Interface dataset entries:
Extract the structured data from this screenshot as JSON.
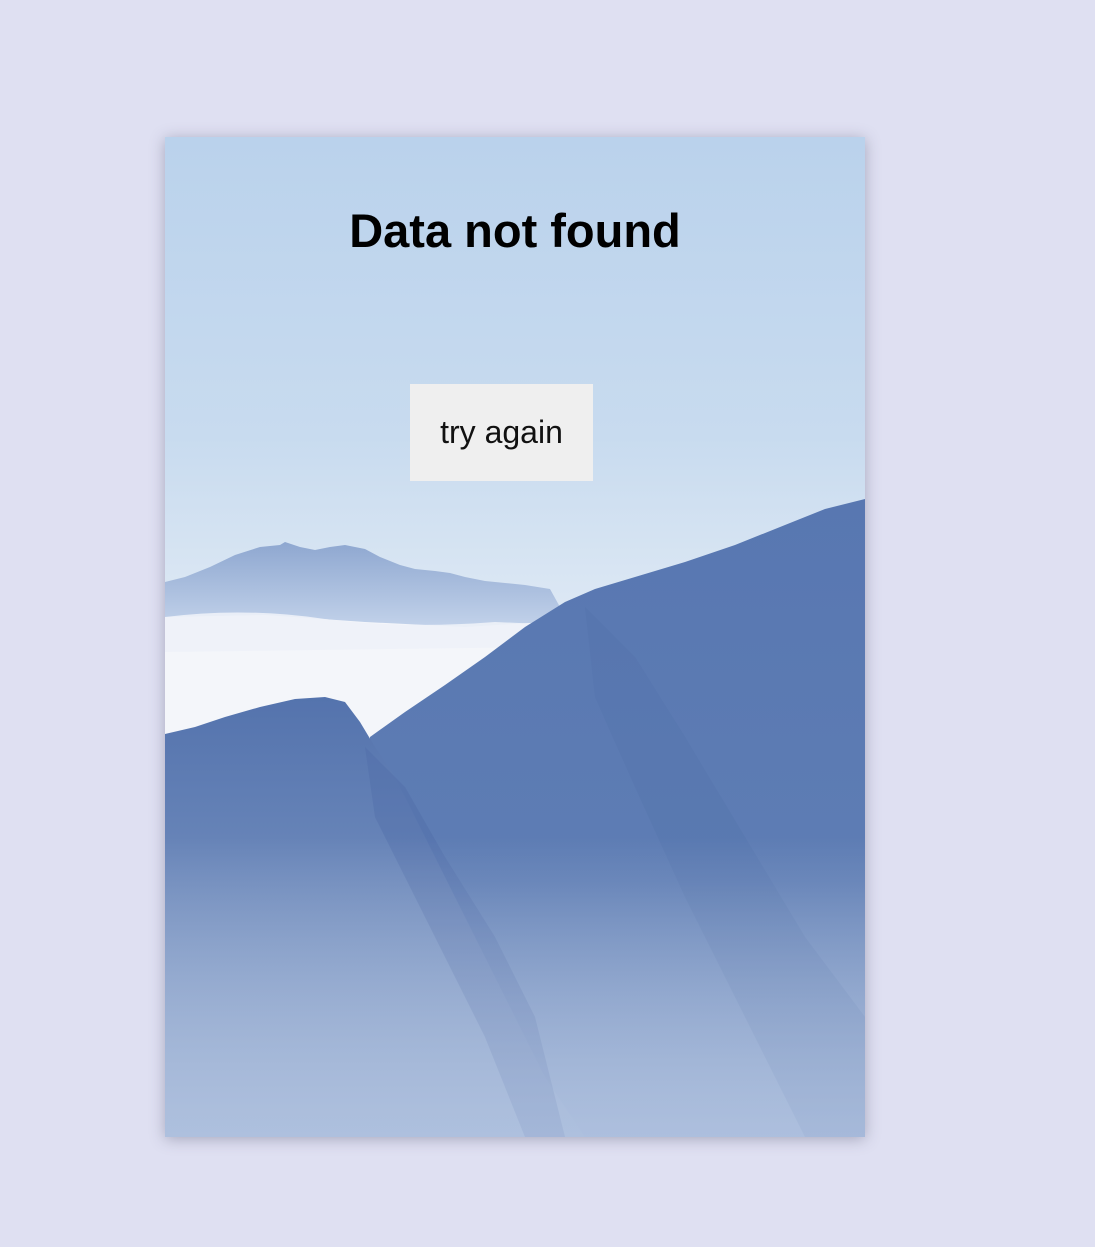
{
  "error": {
    "title": "Data not found",
    "retry_label": "try again"
  },
  "background": {
    "icon": "mountain-landscape-image"
  },
  "colors": {
    "page_bg": "#dfe0f2",
    "sky_top": "#bcd3ec",
    "mountain": "#5a7ab2",
    "button_bg": "#efefef"
  }
}
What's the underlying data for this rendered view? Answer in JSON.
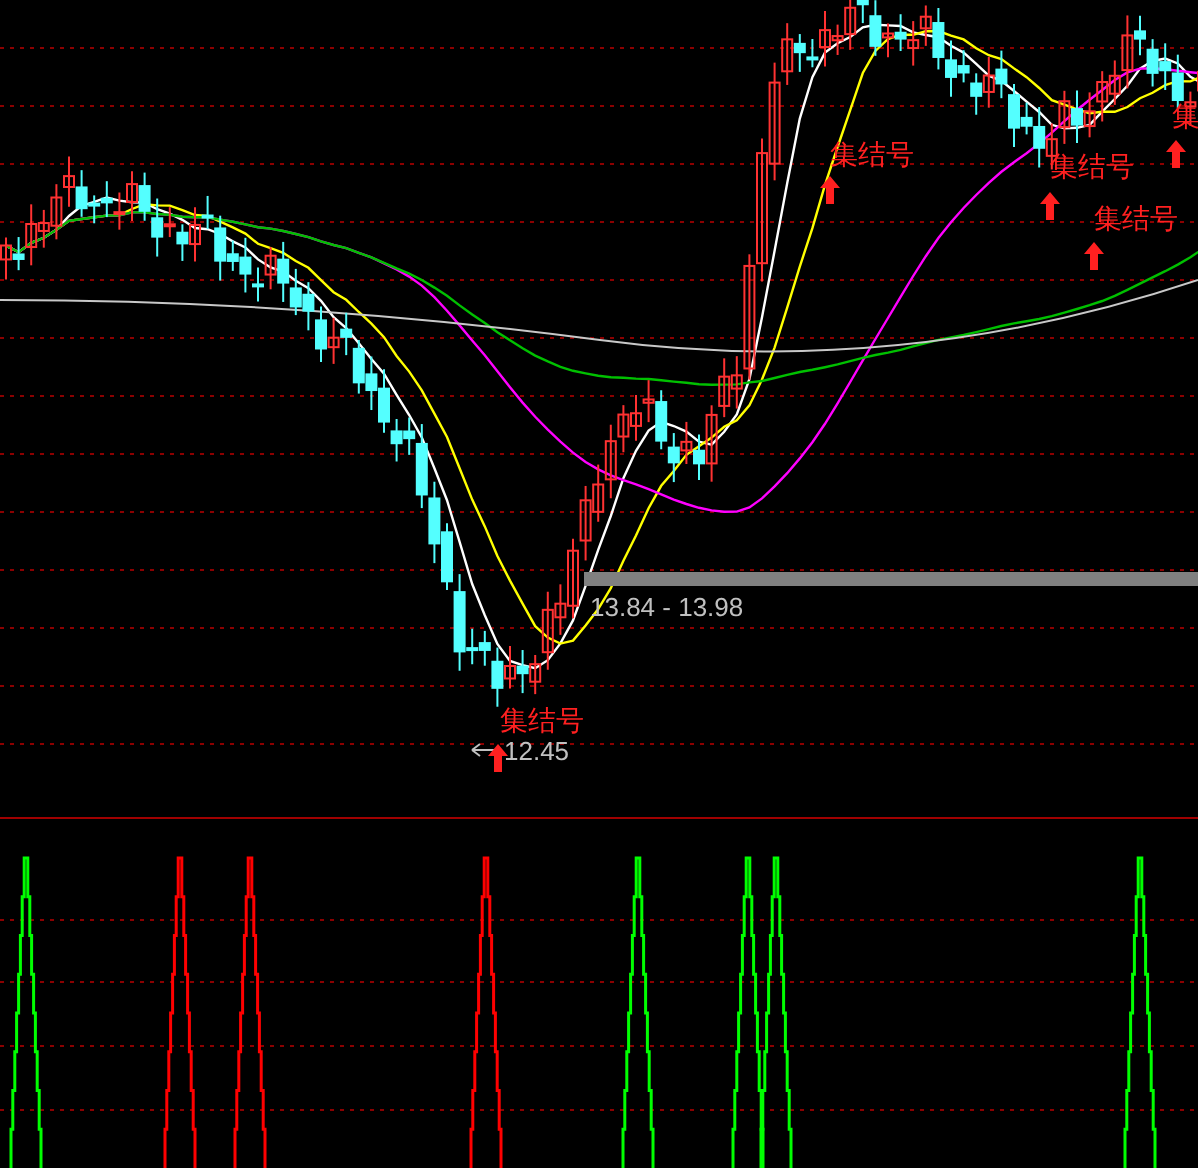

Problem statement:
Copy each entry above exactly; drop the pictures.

Response area:
Extract the structured data from this screenshot as JSON.
{
  "error": {
    "title": "Data not found",
    "retry_label": "try again"
  },
  "background": {
    "icon": "mountain-landscape-image"
  },
  "colors": {
    "page_bg": "#dfe0f2",
    "sky_top": "#bcd3ec",
    "mountain": "#5a7ab2",
    "button_bg": "#efefef"
  }
}
What's the underlying data for this rendered view? Answer in JSON.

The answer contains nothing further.